Every line of the records below that has the word "members" should be copied.

[Items from an interface collection]
--
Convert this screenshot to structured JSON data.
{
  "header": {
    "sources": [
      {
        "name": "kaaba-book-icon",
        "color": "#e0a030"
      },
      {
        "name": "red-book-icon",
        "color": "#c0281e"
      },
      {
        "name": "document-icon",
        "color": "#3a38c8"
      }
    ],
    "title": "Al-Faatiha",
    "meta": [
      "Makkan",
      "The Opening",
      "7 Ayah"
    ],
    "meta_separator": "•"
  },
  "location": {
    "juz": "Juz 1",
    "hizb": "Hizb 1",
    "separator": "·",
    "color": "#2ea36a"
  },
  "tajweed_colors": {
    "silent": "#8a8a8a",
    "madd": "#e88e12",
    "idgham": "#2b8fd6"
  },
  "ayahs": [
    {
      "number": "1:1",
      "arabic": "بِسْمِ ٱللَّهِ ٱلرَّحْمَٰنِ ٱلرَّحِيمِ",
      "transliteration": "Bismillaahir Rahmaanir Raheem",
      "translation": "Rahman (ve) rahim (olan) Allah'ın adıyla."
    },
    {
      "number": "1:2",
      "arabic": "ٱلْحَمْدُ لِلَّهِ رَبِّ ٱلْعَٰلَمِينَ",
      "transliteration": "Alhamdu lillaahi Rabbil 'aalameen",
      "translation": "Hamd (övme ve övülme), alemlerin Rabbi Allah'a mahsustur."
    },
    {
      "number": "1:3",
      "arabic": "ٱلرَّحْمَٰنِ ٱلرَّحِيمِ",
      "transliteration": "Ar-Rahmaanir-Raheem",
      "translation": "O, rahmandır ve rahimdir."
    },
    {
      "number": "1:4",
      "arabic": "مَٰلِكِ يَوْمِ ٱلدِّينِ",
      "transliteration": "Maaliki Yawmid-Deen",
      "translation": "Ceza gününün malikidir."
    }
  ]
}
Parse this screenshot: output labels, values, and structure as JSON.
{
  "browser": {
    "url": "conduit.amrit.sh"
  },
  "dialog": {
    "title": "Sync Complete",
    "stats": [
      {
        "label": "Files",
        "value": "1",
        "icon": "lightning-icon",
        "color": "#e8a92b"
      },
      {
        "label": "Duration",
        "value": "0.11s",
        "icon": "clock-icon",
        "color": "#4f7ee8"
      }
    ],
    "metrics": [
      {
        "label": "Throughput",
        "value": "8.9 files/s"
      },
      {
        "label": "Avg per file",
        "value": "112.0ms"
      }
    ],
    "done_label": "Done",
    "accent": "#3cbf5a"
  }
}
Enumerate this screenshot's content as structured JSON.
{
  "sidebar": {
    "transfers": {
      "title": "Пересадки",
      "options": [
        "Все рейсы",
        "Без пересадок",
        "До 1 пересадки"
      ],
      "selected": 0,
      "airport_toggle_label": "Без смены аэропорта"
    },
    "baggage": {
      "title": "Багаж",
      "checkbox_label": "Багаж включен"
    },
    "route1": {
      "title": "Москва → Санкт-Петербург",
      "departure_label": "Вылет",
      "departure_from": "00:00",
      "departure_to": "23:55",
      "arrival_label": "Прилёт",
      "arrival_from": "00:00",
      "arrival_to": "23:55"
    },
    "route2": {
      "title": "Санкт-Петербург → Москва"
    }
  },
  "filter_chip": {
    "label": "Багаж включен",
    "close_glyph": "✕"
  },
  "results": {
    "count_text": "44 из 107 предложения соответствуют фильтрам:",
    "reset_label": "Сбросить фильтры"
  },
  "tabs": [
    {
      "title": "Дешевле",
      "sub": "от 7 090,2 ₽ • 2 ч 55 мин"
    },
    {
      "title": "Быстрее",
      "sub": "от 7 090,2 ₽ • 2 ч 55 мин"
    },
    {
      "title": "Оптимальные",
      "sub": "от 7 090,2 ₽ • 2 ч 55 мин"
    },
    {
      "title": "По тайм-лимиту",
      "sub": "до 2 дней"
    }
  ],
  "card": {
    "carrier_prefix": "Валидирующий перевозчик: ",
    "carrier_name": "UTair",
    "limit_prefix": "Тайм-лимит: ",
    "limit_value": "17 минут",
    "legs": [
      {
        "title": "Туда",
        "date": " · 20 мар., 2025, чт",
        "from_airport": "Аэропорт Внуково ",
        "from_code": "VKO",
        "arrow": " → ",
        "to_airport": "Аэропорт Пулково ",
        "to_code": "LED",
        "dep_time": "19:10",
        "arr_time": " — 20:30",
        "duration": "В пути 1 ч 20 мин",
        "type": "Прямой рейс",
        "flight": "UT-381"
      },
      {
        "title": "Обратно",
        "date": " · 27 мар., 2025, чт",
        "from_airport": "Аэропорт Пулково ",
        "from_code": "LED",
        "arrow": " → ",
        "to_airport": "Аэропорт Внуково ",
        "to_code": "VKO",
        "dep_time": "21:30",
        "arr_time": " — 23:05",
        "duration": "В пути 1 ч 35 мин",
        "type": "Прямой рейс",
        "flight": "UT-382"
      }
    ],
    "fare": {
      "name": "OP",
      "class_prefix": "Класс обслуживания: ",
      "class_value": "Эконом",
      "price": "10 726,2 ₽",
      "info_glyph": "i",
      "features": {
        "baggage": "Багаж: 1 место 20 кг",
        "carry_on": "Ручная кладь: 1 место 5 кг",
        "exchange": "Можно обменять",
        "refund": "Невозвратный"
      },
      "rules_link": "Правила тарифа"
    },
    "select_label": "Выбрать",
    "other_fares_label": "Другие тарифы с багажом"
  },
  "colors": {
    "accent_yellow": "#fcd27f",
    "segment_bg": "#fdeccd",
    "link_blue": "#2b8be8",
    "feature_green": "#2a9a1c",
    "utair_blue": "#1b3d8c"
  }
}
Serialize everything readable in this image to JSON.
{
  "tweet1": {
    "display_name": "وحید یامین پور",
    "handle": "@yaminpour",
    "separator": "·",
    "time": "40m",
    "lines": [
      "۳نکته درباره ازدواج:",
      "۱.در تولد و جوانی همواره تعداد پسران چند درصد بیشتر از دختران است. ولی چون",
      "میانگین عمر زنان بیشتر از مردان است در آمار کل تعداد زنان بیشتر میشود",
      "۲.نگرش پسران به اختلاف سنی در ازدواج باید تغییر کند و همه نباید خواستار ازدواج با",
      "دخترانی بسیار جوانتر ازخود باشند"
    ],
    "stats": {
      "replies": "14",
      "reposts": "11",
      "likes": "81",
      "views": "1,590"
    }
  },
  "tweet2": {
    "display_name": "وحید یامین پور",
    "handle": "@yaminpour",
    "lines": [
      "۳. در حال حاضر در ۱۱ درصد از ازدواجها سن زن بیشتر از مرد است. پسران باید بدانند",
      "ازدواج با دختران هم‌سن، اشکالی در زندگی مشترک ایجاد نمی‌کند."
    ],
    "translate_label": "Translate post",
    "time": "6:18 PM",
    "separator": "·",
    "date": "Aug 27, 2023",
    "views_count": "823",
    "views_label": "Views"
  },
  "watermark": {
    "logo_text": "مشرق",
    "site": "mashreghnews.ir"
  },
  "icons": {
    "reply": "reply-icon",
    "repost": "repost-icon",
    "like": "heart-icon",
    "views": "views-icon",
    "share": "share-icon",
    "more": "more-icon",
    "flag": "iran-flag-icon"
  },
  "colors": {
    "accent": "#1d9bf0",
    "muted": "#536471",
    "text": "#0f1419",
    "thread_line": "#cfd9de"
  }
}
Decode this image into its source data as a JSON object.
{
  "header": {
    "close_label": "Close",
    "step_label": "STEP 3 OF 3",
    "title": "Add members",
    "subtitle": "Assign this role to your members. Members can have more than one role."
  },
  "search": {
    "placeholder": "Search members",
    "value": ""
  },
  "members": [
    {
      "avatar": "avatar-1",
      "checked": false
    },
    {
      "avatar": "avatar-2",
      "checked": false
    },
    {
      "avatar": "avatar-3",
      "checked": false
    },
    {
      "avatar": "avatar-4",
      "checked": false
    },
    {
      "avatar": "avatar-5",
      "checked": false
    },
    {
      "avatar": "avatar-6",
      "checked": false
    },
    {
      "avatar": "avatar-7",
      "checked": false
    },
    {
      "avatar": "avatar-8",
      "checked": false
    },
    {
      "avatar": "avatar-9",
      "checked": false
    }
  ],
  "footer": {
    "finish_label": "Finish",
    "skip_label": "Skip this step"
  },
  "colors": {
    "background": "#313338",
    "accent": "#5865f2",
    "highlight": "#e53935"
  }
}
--
=== ANSWER SPACE ===
    "title": "Add members",
    "subtitle": "Assign this role to your members. Members can have more than one role."
    "placeholder": "Search members",
  "members": [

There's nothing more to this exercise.